So to quell confusion at the border and, more importantly, to keep cars from smashing into each other, the Dutch firm NL Architects  proposed a brilliant, simple solution, the Flipper bridge.
The bridge does exactly what the name suggests: It flips traffic around. The key here is separating the two sides of traffic, using a figure-eight shape. One side of the road dips under the other, funneling cars that were traveling on the left to the right (and vice versa), without forcing them to encounter head-on traffic at an intersection. The bridge makes what should be a disorienting switch exquisitely easy. Check out PixelActive 's 3D model of the traffic flow below:
Say, for instance, you're coming from Zhuhai. As you cross the bridge on the right into Hong Kong, the highway slopes downward to let you pass under the oncoming traffic. As it slopes back up, you reemerge on the left. No cars barreling straight at you. No concrete labyrinth to maneuver through. No sweat (and, ostensibly, no blood).
The bridge is part of a master plan NL Architects floated for an ideas competition  on the Hong Kong-Zhuhai-Macau Bridge, a complex of bridges and tunnels connecting the west side of Hong Kong to mainland China and Macau. (As clever as their idea was, NL Architects, alas, didn't prevail; first prize in the professional category went to a proposal called "Under One Roof" that unctuously billed itself as "China, Macau and Hong Kong as one big family," all but ensuring a win.)

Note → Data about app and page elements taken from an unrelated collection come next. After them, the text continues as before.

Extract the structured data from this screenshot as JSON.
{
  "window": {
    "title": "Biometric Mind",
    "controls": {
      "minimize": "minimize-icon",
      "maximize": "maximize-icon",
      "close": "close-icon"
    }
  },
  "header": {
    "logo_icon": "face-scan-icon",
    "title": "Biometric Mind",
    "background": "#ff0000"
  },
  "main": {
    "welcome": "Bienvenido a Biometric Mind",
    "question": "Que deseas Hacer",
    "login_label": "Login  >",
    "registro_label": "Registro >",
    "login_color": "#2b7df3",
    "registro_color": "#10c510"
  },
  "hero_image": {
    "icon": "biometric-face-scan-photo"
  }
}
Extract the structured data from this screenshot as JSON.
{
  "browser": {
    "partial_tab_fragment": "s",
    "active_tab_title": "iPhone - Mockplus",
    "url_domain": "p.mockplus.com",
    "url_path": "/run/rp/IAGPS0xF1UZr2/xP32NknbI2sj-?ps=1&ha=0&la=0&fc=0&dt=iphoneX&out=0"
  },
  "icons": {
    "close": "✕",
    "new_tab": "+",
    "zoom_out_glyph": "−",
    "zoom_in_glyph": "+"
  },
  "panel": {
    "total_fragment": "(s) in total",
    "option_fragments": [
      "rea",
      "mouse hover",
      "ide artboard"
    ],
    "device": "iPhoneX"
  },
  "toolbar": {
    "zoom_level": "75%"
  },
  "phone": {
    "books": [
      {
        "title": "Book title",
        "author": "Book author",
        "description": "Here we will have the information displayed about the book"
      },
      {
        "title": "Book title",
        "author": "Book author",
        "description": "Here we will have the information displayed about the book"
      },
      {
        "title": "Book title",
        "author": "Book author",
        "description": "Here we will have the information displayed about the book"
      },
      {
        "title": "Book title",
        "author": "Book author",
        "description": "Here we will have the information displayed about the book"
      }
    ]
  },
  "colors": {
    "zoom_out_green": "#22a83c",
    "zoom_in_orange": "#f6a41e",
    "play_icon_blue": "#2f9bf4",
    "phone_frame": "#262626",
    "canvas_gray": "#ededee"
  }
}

In some ways, though, perhaps the Flipper bridge may be too good of an idea. One of the great paradoxes of driving, as Tom Vanderbilt highlights in his terrific book Traffic , is that dangerous roads are actually safer precisely because they're perceived as dangerous; that is, they make drivers more vigilant and therefore less likely to get into a collision. (Which explains the seemingly inexplicable appeal of European roundabouts.)
In 1967, Sweden switched over to right-side driving, after years on the left, and everyone steeled themselves for a spike in accidents. Instead, incidents plummeted. Facing apparent peril, people became more cautious behind the wheel (and others probably stayed off the road altogether).
Sure, the Flipper bridge seems like a fail-safe idea. But what if a driver, lulled by the easy left-right transition, forgot that the change over had even been made? You can bet a horrifying accident would result. Sometimes, a little danger is a good thing.